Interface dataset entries
___

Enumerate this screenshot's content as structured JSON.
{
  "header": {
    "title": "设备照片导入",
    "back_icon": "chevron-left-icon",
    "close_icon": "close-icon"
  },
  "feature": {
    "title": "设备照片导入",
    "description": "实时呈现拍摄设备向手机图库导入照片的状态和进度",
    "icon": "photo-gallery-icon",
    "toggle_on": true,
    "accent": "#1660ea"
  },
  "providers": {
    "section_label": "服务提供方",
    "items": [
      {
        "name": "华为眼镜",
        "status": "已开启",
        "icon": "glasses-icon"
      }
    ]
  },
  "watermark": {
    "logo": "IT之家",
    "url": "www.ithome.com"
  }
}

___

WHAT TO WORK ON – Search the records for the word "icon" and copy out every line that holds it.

WRITTEN RESPONSE –
    "back_icon": "chevron-left-icon",
    "close_icon": "close-icon"
    "icon": "photo-gallery-icon",
        "icon": "glasses-icon"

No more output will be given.